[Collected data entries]
++++++
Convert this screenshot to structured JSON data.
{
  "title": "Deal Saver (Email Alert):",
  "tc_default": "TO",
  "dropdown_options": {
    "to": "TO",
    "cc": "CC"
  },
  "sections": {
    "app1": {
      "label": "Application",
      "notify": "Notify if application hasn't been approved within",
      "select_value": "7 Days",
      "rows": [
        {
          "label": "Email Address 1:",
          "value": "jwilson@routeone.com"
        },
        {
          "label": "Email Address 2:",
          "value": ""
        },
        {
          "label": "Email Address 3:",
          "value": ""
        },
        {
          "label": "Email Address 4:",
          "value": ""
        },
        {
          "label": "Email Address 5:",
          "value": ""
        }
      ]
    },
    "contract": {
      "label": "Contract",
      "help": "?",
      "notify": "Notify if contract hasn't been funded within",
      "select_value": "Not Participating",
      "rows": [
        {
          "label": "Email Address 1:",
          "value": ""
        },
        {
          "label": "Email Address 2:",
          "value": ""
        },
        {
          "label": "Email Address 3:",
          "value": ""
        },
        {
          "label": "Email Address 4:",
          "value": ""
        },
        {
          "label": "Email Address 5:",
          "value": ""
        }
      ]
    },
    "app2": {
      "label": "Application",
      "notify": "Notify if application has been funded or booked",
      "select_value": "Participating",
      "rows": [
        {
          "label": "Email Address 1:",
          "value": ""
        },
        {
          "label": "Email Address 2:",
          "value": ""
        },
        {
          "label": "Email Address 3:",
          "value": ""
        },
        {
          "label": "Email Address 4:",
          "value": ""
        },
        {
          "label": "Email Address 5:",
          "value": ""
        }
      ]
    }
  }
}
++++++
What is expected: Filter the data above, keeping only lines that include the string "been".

Answer for this exercise:
      "notify": "Notify if application hasn't been approved within",
      "notify": "Notify if contract hasn't been funded within",
      "notify": "Notify if application has been funded or booked",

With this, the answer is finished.